One of the most important reasons that I have users log into their wiki account when they use WP:Snuggle is so that I can verify their identity (and good standing). I'm hoping that, when MediaWiki switches to an OAuth scheme, my users would not need to maintain a separate username and password in Snuggle in order to preserve an Access Token.

Unfortunately, OAuth is not an Authentication protocol. It is only meant to be used for Authorizing Snuggle to act on the user's behalf. If you need authentication, you'll want to look into OpenID. This blog post gives a good explanation of why this is the case.
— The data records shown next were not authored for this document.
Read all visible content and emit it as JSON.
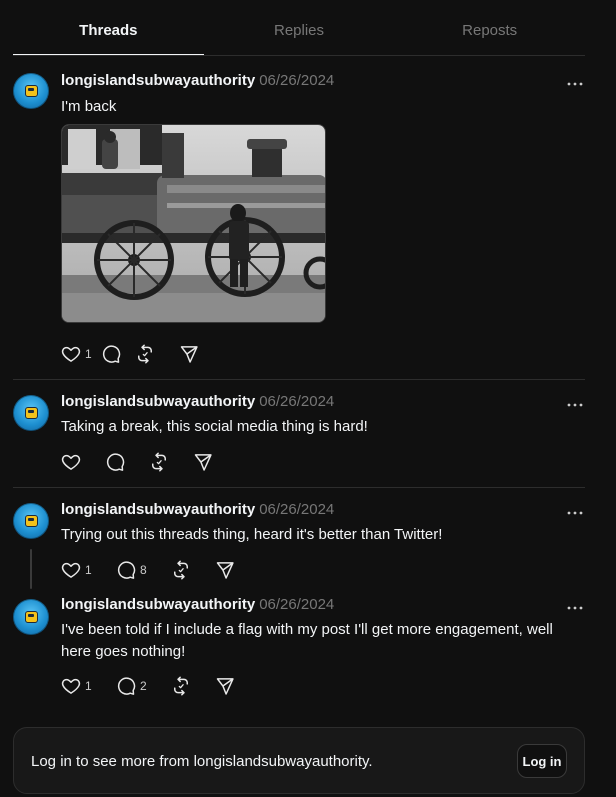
{
  "tabs": [
    {
      "label": "Threads",
      "active": true
    },
    {
      "label": "Replies",
      "active": false
    },
    {
      "label": "Reposts",
      "active": false
    }
  ],
  "posts": [
    {
      "username": "longislandsubwayauthority",
      "date": "06/26/2024",
      "text": "I'm back",
      "has_media": true,
      "media_description": "black-and-white photo of a steam locomotive",
      "likes": "1",
      "replies": "",
      "reposts": "",
      "shares": ""
    },
    {
      "username": "longislandsubwayauthority",
      "date": "06/26/2024",
      "text": "Taking a break, this social media thing is hard!",
      "has_media": false,
      "likes": "",
      "replies": "",
      "reposts": "",
      "shares": ""
    },
    {
      "username": "longislandsubwayauthority",
      "date": "06/26/2024",
      "text": "Trying out this threads thing, heard it's better than Twitter!",
      "has_media": false,
      "likes": "1",
      "replies": "8",
      "reposts": "",
      "shares": ""
    },
    {
      "username": "longislandsubwayauthority",
      "date": "06/26/2024",
      "text": "I've been told if I include a flag with my post I'll get more engagement, well here goes nothing!",
      "has_media": false,
      "likes": "1",
      "replies": "2",
      "reposts": "",
      "shares": ""
    }
  ],
  "icons": {
    "more": "more-horizontal-icon",
    "like": "heart-icon",
    "reply": "comment-icon",
    "repost": "repost-icon",
    "share": "send-icon"
  },
  "login_prompt": {
    "text": "Log in to see more from longislandsubwayauthority.",
    "button_label": "Log in"
  },
  "colors": {
    "background": "#101010",
    "text": "#f3f5f7",
    "muted": "#777777",
    "divider": "#2d2d2d",
    "card": "#181818",
    "avatar_blue": "#1d8fd0",
    "avatar_badge": "#f4c21a"
  }
}
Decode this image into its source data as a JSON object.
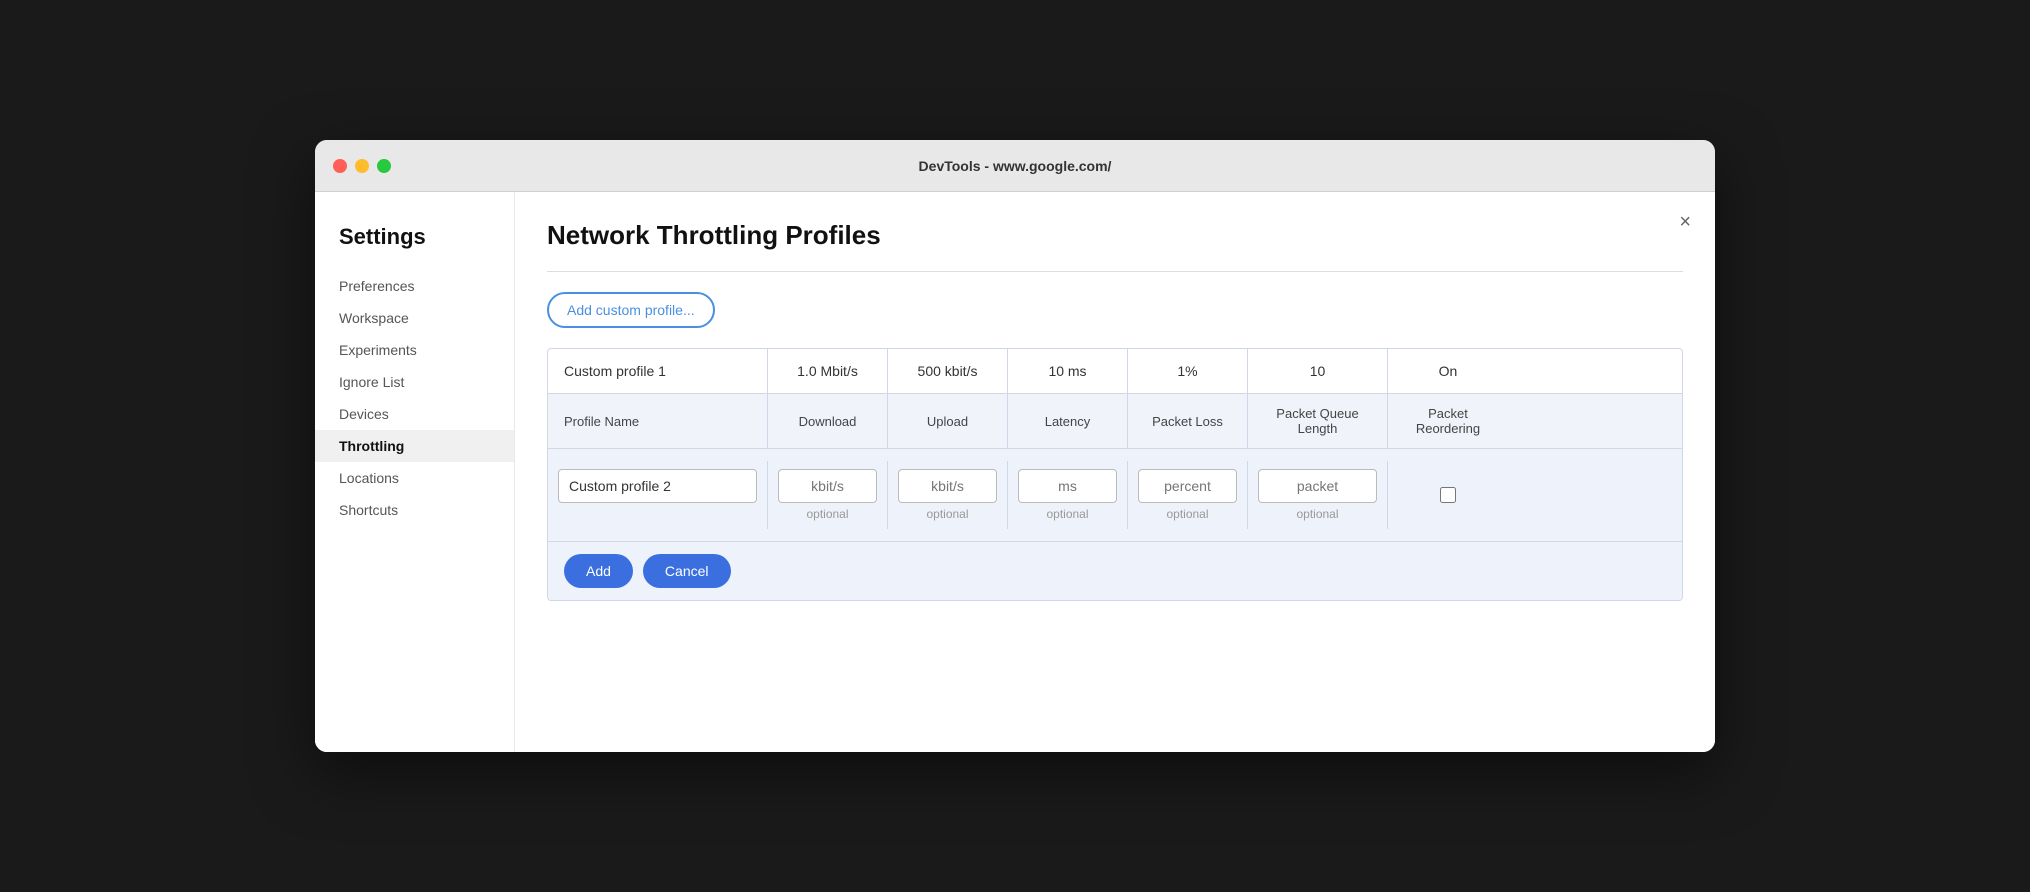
{
  "window": {
    "title": "DevTools - www.google.com/"
  },
  "sidebar": {
    "title": "Settings",
    "items": [
      {
        "label": "Preferences",
        "active": false
      },
      {
        "label": "Workspace",
        "active": false
      },
      {
        "label": "Experiments",
        "active": false
      },
      {
        "label": "Ignore List",
        "active": false
      },
      {
        "label": "Devices",
        "active": false
      },
      {
        "label": "Throttling",
        "active": true
      },
      {
        "label": "Locations",
        "active": false
      },
      {
        "label": "Shortcuts",
        "active": false
      }
    ]
  },
  "main": {
    "title": "Network Throttling Profiles",
    "add_button_label": "Add custom profile...",
    "close_icon": "×",
    "table": {
      "existing_profile": {
        "name": "Custom profile 1",
        "download": "1.0 Mbit/s",
        "upload": "500 kbit/s",
        "latency": "10 ms",
        "packet_loss": "1%",
        "packet_queue": "10",
        "reordering": "On"
      },
      "headers": {
        "name": "Profile Name",
        "download": "Download",
        "upload": "Upload",
        "latency": "Latency",
        "packet_loss": "Packet Loss",
        "packet_queue": "Packet Queue Length",
        "reordering": "Packet Reordering"
      },
      "new_profile": {
        "name_value": "Custom profile 2",
        "name_placeholder": "",
        "download_placeholder": "kbit/s",
        "upload_placeholder": "kbit/s",
        "latency_placeholder": "ms",
        "packet_loss_placeholder": "percent",
        "packet_queue_placeholder": "packet",
        "download_hint": "optional",
        "upload_hint": "optional",
        "latency_hint": "optional",
        "packet_loss_hint": "optional",
        "packet_queue_hint": "optional"
      }
    },
    "buttons": {
      "add": "Add",
      "cancel": "Cancel"
    }
  }
}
CSteipp (talk) 17:35, 5 June 2013 (UTC)

So here's the question: What would my use case look like for a user who had previously provided permission to a wiki-tool (Authorization Token), but currently has not verified their identity with this wiki-tool?

Workflows for obtaining permission and verifying identity[edit]

This is how I understand the workflow when a user has not yet provided permission:

  1. Client asks Server for Request Token
  2. Server provides Request Token to Client
  3. Client forwards the Resource Owner to the Server
  4. Resource Owner logs into server and verifies permissions
  5. Server forwards the Resource Owner back to Client
  6. Client asks Server for an Authorization Token (using Request Token)
  7. Server provides Authorization Token
  8. Client asks Server whoami (api.php?action=query&meta=userinfo)

At this point, Client has verified Resource Owner's identity and can act on his/her behalf.

This is how I assume the workflow will look like for a user who had previously provided permission, but not verified his/her identity (differences are highlighted):

  1. Client asks Server for Request Token
  2. Server provides Request Token to Client
  3. Client forwards the Resource Owner to the Server
  4. Resource Owner logs in, but has already provided permission
  5. Server immediately forwards the Resource Owner back to Client
  6. Client asks Server for an Authorization Token (using Request Token)
  7. Server provides the exact same Authorization Token it previously had
  8. Client asks Server whoami (api.php?action=query&meta=userinfo)

At this point, Client has verified Resource Owner's identity and can act on his/her behalf. Client would have no need to store the Authorization Token at all. Does this look right? --EpochFail (talk) 14:50, 5 June 2013 (UTC)